Controversial law

In 2007, the Socialists, who were in government, passed the controversial Historical Memory Law which, among other things, calls for the removal of Francoist vestiges across the country, and aims to provide aid for people who want to find the remains of their loved ones - victims of the Civil War who are buried in common graves.

Because conservative forces complained that the law went against the spirt of the Transition and would only open up old wounds, the law was never enforced.

"It is a law that is still on the books, but it lacks the framework to put it in place," historian Pablo Navarro, who works with several Civil War societies in Andalucía, told DW.

Madrid city officials have now acknowledged that they didn't have a standard "procedure or rules" to carry out their plans under the 2007 Historical Memory Law.

"The city has begun working on a draft framework with legal experts and a team from the Heritage Committee," the city said in a statement.

But the Francisco Franco National Foundation is not sitting on the sidelines. The organization has filed a criminal complaint against Mayor Carmena and her cultural commissioner, accusing them of "perversion of justice" for their unilateral actions and violating heritage laws.

Their convictions could lead to impeachment proceedings, explained Alonso.
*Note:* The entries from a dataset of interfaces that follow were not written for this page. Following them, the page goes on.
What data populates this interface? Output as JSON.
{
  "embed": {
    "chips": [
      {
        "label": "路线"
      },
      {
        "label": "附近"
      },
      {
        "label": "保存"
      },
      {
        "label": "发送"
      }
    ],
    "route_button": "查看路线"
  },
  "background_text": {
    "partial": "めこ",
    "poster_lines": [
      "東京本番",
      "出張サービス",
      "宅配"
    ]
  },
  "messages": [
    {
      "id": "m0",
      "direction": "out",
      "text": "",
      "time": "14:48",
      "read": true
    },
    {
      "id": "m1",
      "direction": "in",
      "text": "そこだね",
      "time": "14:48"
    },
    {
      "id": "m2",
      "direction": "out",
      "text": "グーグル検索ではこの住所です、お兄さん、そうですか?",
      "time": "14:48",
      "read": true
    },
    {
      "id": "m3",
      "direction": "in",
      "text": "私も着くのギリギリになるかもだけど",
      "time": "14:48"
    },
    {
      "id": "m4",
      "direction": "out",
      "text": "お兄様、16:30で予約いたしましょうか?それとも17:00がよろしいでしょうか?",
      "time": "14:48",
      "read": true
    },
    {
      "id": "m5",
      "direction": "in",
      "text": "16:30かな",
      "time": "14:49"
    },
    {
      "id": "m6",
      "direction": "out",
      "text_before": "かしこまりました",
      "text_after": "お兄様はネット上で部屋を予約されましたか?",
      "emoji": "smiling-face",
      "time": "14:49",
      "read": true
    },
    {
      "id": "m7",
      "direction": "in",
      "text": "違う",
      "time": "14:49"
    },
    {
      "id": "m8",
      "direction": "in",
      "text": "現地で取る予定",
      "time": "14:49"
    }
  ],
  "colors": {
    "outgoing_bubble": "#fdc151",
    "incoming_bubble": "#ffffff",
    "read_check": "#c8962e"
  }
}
"Eighty years later, they still want to win the war against Franco. The hard fact is that Franco is no longer here to defend himself and his surviving family is not involved in any of this - they have other lives," he said.